Persons with HIV and AIDS may take combinations of drugs to reduce the amount of virus in their immune systems, thus improving their immunity.
Patients undergoing a planned splenectomy should be vaccinated 2 weeks prior to the surgery against encapsulated organisms, such as Streptococcal pneumonia.
Expectations (prognosis)Some immunodeficiency disorders are mild and result in occasional illness. Others are severe and may be fatal. Immunosuppression that results from medications is often reversible once the medication is stopped.
Calling your health care provider
Call your health care provider immediately if you are taking immunosuppressive drugs (e.g., chemotherapy or prednisone), and you develop a fever greater than 100.5F, or have cough with shortness of breath. If a stiff neck and headache accompany your fever, go directly to an emergency department.
Contact your health care provider if you have recurrent yeast infections or oral thrush.
PreventionThere is no known prevention for congenital immunodeficiency disorders.
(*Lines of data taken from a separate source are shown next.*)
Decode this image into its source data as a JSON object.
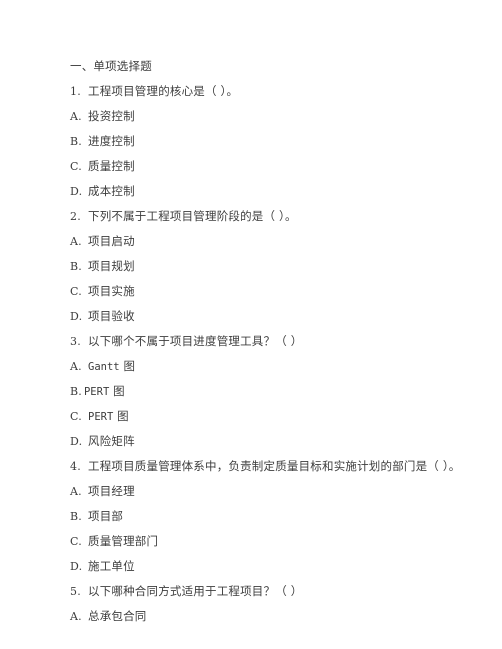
{
  "document": {
    "heading": "一、单项选择题",
    "questions": [
      {
        "number": "1.",
        "stem": "工程项目管理的核心是（ ）。",
        "options": [
          {
            "letter": "A.",
            "text": "投资控制",
            "tight": false
          },
          {
            "letter": "B.",
            "text": "进度控制",
            "tight": false
          },
          {
            "letter": "C.",
            "text": "质量控制",
            "tight": false
          },
          {
            "letter": "D.",
            "text": "成本控制",
            "tight": false
          }
        ]
      },
      {
        "number": "2.",
        "stem": "下列不属于工程项目管理阶段的是（ ）。",
        "options": [
          {
            "letter": "A.",
            "text": "项目启动",
            "tight": false
          },
          {
            "letter": "B.",
            "text": "项目规划",
            "tight": false
          },
          {
            "letter": "C.",
            "text": "项目实施",
            "tight": false
          },
          {
            "letter": "D.",
            "text": "项目验收",
            "tight": false
          }
        ]
      },
      {
        "number": "3.",
        "stem": "以下哪个不属于项目进度管理工具？（ ）",
        "options": [
          {
            "letter": "A.",
            "latin": "Gantt",
            "text": " 图",
            "tight": false
          },
          {
            "letter": "B.",
            "latin": "PERT",
            "text": " 图",
            "tight": true
          },
          {
            "letter": "C.",
            "latin": "PERT",
            "text": " 图",
            "tight": false
          },
          {
            "letter": "D.",
            "text": "风险矩阵",
            "tight": false
          }
        ]
      },
      {
        "number": "4.",
        "stem": "工程项目质量管理体系中，负责制定质量目标和实施计划的部门是（ ）。",
        "options": [
          {
            "letter": "A.",
            "text": "项目经理",
            "tight": false
          },
          {
            "letter": "B.",
            "text": "项目部",
            "tight": false
          },
          {
            "letter": "C.",
            "text": "质量管理部门",
            "tight": false
          },
          {
            "letter": "D.",
            "text": "施工单位",
            "tight": false
          }
        ]
      },
      {
        "number": "5.",
        "stem": "以下哪种合同方式适用于工程项目？（ ）",
        "options": [
          {
            "letter": "A.",
            "text": "总承包合同",
            "tight": false
          }
        ]
      }
    ]
  }
}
Safe sex practices and avoiding the sharing of body fluids may help to prevent HIV infection and AIDS. Good nutrition may prevent acquired immunodeficiency caused by malnutrition.
Suppression of the immune system may be desired in the treatment of certain disorders, or it may be a side effect of some treatments.
Update Date: 8/18/2003David Webner, M.D., Sports Medicine Fellow, Crozer-Keystone Family Practice Program, Springfield, PA. Review provided by VeriMed Healthcare Network.
Last updated: Tue, 06 Jan 2009 00:20:03 GMT